**Task prompt:** In the material below, how many lines contain the string "WINE"? Reply with the number only.

○ ○ ○ ○ ○

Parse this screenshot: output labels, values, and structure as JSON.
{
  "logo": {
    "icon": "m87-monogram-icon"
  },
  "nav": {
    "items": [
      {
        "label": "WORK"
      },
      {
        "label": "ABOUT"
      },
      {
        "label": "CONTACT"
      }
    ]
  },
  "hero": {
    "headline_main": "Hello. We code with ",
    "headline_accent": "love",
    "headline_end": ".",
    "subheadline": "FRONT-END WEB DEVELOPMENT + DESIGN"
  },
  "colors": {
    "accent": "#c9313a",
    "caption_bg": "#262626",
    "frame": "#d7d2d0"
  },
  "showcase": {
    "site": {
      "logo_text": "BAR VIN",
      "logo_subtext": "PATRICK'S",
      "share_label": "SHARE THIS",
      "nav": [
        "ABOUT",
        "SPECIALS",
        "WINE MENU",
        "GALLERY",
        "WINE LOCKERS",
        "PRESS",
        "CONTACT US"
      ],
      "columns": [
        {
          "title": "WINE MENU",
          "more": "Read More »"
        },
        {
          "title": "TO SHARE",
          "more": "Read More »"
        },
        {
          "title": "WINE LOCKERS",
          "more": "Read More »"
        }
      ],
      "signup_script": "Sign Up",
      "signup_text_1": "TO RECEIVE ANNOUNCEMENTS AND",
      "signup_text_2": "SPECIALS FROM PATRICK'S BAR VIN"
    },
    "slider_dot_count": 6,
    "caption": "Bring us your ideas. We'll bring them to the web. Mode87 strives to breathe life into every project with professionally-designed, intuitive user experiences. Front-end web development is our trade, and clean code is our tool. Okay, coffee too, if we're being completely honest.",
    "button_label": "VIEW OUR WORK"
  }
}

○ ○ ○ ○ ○

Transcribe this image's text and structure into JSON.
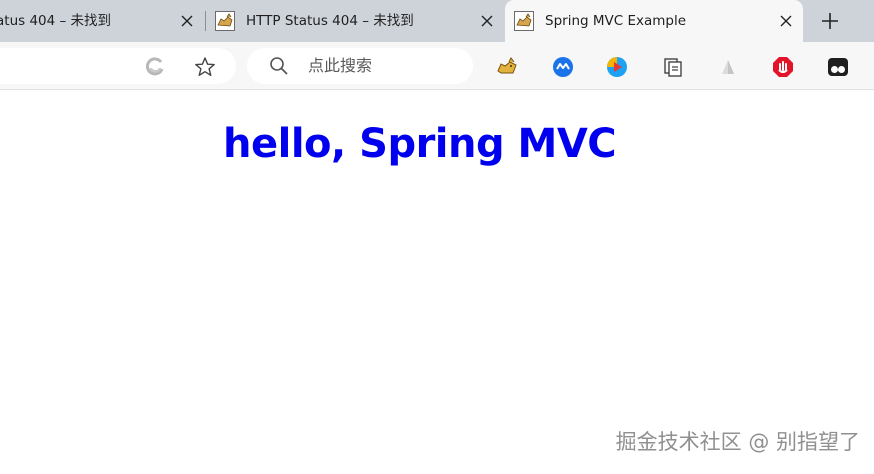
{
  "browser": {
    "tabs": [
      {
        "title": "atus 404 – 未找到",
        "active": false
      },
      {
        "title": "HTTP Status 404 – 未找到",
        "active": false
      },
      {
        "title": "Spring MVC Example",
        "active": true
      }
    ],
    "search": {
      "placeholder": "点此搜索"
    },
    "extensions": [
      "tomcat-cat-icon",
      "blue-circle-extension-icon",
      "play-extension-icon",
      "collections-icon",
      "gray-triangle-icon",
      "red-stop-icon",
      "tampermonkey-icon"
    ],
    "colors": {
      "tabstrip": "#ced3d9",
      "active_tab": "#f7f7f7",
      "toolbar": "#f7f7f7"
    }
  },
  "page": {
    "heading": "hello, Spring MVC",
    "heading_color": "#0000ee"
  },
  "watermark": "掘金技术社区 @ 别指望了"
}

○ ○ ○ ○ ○

**Solution to this task:** 4